06102011521“The Clay Field is a flat rectangular wooden box that holds 10 – 15 kg of clay. A bowl of water is supplied. This simple setting offers a symbolic “world” for the hands to explore. There will be no art work to be taken home.”

Elbrecht (2012).***

IMAG0109With eyes closed through the sense of touch, the hands interact with clay: digging, penetrating, smoothing, caressing, building and pushing. A bowl of warm water is supplied and the hands are encouraged to move in the clay. There is no object to create, no expectations to make something just simple to follow the innate promptings of the hands.  This unique interaction between the sense of touch with the clay and the hand brain connection that stimulates an instant feedback loop.  Here the hands are used as a tool of perception and this is known as haptic perception.**** Our hands provide a way in which our body can tell the story of what has happened and importantly what now needs to happen for recovery and healing.
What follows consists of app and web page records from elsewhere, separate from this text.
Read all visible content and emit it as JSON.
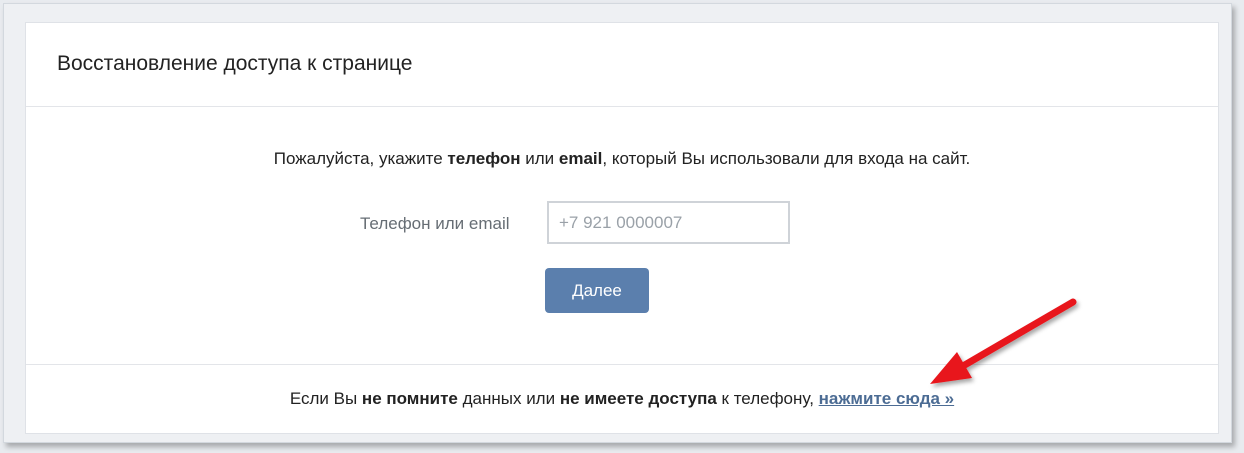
{
  "page": {
    "title": "Восстановление доступа к странице"
  },
  "form": {
    "instruction_part1": "Пожалуйста, укажите ",
    "instruction_bold1": "телефон",
    "instruction_part2": " или ",
    "instruction_bold2": "email",
    "instruction_part3": ", который Вы использовали для входа на сайт.",
    "field_label": "Телефон или email",
    "phone_placeholder": "+7 921 0000007",
    "next_button_label": "Далее"
  },
  "footer": {
    "part1": "Если Вы ",
    "bold1": "не помните",
    "part2": " данных или ",
    "bold2": "не имеете доступа",
    "part3": " к телефону, ",
    "link_label": "нажмите сюда »"
  },
  "annotation": {
    "arrow_color": "#e8141b"
  }
}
Whatever therapy is undertaken, the approach must be able to address three dimensions of human experience, our thinking, our emotions feelings and our sensory experiences ( Ogden, Minton & Pain, 2006: Trauma and the body:   A sensorimotor approach to psychotherapy).  Work at the clay field is one therapeutic approach that allows the body to speak which can give rise to insights that can profoundly aid in healing.

What happens in a session at the Clay field?

The session duration is approximately 50 mins to one hour in duration.  Accompanied by Liz as therapist, you are gently encourage to become aware of and to allow your hands to find your unique movements in the clay.  Generally there is very little verbal interaction during the time however from time to time to assist you in the process Liz may enquire with gentle questioning, or responses.   With confidence in the wisdom of the human body, Liz accompanies you through the process with your hands as your internal guide.

There may be if it is appropriate and desired some time towards to end of the session some speaking and exchange between yourself and Liz.  However this is not necessarily needed nor sought.

How many sessions are required?

This is very much dependent on the individual and the circumstances of that individual.  Please discuss this with Liz.

How much does a session at the Clayfield cost?

$120.00 per session

What can I do to prepare for a clay field session?

22042010715There are no special preparations however please come dressed in clothes that are appropriate for handling clay.

 Liz has studied with Cornelia Elbrecht and has attended Master class with Professor Heinz Deuser.  The work at the Clayfield is Professor Deuser life work and he continues to engage in both clinical applications and research in this unique therapy.  

* ASCA:(2012) Adults Survivors of Child Abuse Practice Guidelines for treatment of complex trauma and trauma informed care and service delivery .

**Elbrecht and Antcliff (2015) Being in Touch: Healing developmental and attachment Trauma at the Clay field.

***Elbrecht (2012) Trauma healing at the Clayfield: A sensorimotor approach to art therapy.

****Grunwald (2008): Human haptic perception: Basics and application .